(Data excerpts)

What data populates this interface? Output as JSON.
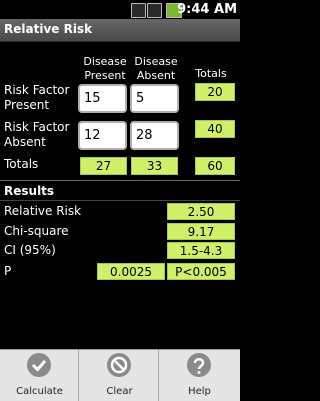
{
  "status_bar": {
    "time": "9:44 AM",
    "icons": [
      "3g-icon",
      "signal-icon",
      "battery-icon"
    ]
  },
  "app": {
    "title": "Relative Risk"
  },
  "table": {
    "col_headers": {
      "disease_present": "Disease Present",
      "disease_absent": "Disease Absent",
      "totals": "Totals"
    },
    "rows": {
      "risk_present": {
        "label": "Risk Factor Present",
        "disease_present": "15",
        "disease_absent": "5",
        "total": "20"
      },
      "risk_absent": {
        "label": "Risk Factor Absent",
        "disease_present": "12",
        "disease_absent": "28",
        "total": "40"
      },
      "totals": {
        "label": "Totals",
        "disease_present": "27",
        "disease_absent": "33",
        "total": "60"
      }
    }
  },
  "results": {
    "heading": "Results",
    "relative_risk": {
      "label": "Relative Risk",
      "value": "2.50"
    },
    "chi_square": {
      "label": "Chi-square",
      "value": "9.17"
    },
    "ci": {
      "label": "CI (95%)",
      "value": "1.5-4.3"
    },
    "p": {
      "label": "P",
      "value": "0.0025",
      "value2": "P<0.005"
    }
  },
  "menu": {
    "calculate": "Calculate",
    "clear": "Clear",
    "help": "Help"
  },
  "colors": {
    "accent": "#d0f06c",
    "background": "#000000"
  }
}
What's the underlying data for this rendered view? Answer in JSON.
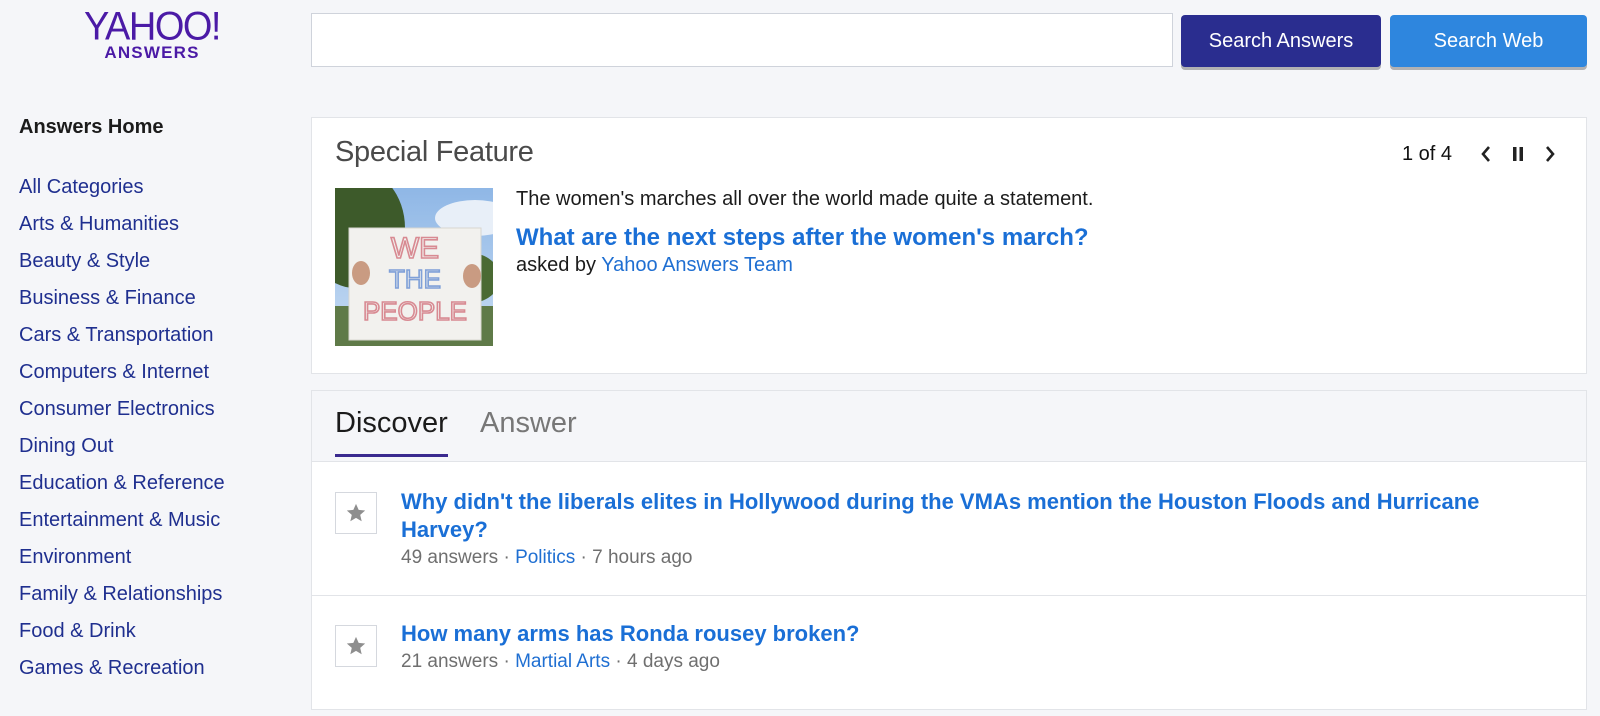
{
  "logo": {
    "main": "YAHOO!",
    "sub": "ANSWERS"
  },
  "search": {
    "value": "",
    "placeholder": "",
    "answers_button": "Search Answers",
    "web_button": "Search Web"
  },
  "sidebar": {
    "home": "Answers Home",
    "items": [
      {
        "label": "All Categories"
      },
      {
        "label": "Arts & Humanities"
      },
      {
        "label": "Beauty & Style"
      },
      {
        "label": "Business & Finance"
      },
      {
        "label": "Cars & Transportation"
      },
      {
        "label": "Computers & Internet"
      },
      {
        "label": "Consumer Electronics"
      },
      {
        "label": "Dining Out"
      },
      {
        "label": "Education & Reference"
      },
      {
        "label": "Entertainment & Music"
      },
      {
        "label": "Environment"
      },
      {
        "label": "Family & Relationships"
      },
      {
        "label": "Food & Drink"
      },
      {
        "label": "Games & Recreation"
      }
    ]
  },
  "feature": {
    "title": "Special Feature",
    "pager": "1 of 4",
    "image_sign_text": [
      "WE",
      "THE",
      "PEOPLE"
    ],
    "description": "The women's marches all over the world made quite a statement.",
    "question": "What are the next steps after the women's march?",
    "asked_by_label": "asked by",
    "asked_by_user": "Yahoo Answers Team"
  },
  "tabs": {
    "discover": "Discover",
    "answer": "Answer"
  },
  "questions": [
    {
      "title": "Why didn't the liberals elites in Hollywood during the VMAs mention the Houston Floods and Hurricane Harvey?",
      "answers": "49 answers",
      "sep1": "·",
      "category": "Politics",
      "sep2": "·",
      "time": "7 hours ago"
    },
    {
      "title": "How many arms has Ronda rousey broken?",
      "answers": "21 answers",
      "sep1": "·",
      "category": "Martial Arts",
      "sep2": "·",
      "time": "4 days ago"
    }
  ],
  "colors": {
    "brand_purple": "#4b1aa6",
    "button_answers": "#2a2d8f",
    "button_web": "#2e86de",
    "link_blue": "#1a6fd6",
    "sidebar_link": "#1f2f8f"
  }
}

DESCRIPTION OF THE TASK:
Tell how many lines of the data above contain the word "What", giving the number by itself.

REPLY:
3